Robin Malhotra, director, Servion, shared that “[The] customer experience is now the most essential differentiator in any business. It’s far more valuable than the quality of your product or service. Today consumers expectations are increasing drastically. Consumers don’t just want an excellent experience when they connect with the business over a call.
“However, consumers need a consistent experience across all channels and platforms, from video to social media. It is imperative for organizations of all sizes to adapt and transform and explore new ways of engaging with consumers and provide [a] consistent customer experience across all channels of communications. This means businesses need to adopt new channels of communications, new technologies (e.g. omnichannel solutions, AI, bots, analytics) and transform business processes.”
Technology is critical as we can use technology to create better employee and customer experiences. But in the end, it is the people that matter!

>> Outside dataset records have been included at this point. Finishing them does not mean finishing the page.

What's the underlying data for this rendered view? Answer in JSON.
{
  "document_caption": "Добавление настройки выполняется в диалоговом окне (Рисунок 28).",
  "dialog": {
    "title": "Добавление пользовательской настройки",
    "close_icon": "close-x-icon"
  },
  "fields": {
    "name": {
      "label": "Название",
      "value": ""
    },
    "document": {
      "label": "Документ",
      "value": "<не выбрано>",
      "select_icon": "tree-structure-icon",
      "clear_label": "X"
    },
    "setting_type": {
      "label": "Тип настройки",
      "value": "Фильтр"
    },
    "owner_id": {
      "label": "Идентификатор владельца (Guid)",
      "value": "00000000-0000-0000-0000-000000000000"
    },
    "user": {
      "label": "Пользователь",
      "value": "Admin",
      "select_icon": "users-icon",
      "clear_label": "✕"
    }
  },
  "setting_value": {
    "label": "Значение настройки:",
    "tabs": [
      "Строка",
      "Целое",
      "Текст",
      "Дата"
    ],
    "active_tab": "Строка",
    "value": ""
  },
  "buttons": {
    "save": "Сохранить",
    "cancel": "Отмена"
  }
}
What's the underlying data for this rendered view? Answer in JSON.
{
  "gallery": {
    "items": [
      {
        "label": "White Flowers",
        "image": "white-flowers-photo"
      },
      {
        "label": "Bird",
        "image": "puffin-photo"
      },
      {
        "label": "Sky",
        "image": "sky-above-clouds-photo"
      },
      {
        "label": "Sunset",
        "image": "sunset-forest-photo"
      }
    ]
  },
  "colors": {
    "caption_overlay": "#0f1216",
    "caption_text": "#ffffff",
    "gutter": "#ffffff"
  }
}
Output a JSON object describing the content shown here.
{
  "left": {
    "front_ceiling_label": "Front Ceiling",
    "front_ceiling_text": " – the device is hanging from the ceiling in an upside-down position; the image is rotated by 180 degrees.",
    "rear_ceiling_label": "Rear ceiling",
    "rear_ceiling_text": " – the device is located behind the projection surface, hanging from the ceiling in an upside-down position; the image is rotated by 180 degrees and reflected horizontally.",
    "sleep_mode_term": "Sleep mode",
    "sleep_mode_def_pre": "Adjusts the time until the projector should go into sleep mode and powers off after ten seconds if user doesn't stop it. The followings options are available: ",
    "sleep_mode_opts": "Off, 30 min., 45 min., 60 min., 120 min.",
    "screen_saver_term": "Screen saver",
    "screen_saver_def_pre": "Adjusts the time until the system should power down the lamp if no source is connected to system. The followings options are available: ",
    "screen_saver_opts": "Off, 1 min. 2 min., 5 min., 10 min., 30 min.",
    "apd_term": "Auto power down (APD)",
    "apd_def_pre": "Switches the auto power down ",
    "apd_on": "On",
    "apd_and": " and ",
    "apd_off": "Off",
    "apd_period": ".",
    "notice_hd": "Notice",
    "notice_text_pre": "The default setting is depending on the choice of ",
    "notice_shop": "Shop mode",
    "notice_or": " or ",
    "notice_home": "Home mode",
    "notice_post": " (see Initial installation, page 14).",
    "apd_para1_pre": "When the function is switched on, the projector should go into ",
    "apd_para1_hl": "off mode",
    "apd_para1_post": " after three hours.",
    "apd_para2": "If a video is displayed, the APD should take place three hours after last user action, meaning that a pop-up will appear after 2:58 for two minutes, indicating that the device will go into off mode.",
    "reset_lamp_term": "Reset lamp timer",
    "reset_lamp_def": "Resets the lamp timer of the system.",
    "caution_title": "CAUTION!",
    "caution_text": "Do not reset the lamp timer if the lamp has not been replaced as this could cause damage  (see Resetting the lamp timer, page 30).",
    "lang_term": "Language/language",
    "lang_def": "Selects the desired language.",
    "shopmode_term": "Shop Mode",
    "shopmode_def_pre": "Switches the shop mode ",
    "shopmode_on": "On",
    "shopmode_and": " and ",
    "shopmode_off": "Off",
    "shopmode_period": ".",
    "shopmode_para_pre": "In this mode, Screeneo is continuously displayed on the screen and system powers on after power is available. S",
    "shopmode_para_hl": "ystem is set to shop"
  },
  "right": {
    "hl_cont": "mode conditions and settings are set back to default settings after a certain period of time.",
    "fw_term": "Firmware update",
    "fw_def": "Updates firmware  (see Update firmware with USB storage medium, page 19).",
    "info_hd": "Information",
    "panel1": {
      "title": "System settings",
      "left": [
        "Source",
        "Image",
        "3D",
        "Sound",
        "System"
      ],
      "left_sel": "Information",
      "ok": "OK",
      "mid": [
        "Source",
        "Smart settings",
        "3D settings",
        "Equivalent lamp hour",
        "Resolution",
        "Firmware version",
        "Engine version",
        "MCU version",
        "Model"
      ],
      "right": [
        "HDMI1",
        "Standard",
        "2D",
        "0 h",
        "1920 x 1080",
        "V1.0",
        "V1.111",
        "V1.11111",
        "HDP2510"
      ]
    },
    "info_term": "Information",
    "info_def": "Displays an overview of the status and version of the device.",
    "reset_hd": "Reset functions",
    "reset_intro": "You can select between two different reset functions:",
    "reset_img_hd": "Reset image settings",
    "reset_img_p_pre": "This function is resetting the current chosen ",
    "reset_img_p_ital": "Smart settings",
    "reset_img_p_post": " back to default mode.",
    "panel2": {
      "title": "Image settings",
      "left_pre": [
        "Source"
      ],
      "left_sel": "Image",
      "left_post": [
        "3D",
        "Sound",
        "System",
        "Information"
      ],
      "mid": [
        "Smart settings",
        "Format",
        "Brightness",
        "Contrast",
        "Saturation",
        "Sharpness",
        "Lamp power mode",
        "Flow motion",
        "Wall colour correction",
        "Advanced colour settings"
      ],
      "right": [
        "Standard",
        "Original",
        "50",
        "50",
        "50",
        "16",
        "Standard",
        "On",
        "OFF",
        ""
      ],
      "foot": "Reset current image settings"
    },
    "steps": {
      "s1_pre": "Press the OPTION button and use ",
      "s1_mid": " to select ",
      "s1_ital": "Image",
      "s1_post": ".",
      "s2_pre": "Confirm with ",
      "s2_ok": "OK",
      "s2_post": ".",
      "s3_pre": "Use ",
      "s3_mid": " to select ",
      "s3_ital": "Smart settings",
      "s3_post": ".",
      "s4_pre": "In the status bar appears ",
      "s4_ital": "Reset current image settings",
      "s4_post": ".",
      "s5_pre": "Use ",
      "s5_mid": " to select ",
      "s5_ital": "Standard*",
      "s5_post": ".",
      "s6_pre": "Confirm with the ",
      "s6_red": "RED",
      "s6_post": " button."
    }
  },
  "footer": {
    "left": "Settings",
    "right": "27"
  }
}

Sangeeta Bhatnagar is founder of the boutique human capital firm SB Global, which focuses on talent acquisition for top-tiered contact centre and CX professionals. With an emphasis on human behaviour, Sangeeta helps companies to attract, retain and develop top talent using behaviour models, strategies and emotional intelligence principles. Sangeeta is a best-selling author of the anthology Called to Action, as well as the chair of the Greater Toronto Area Contact Centre Association (GTACC).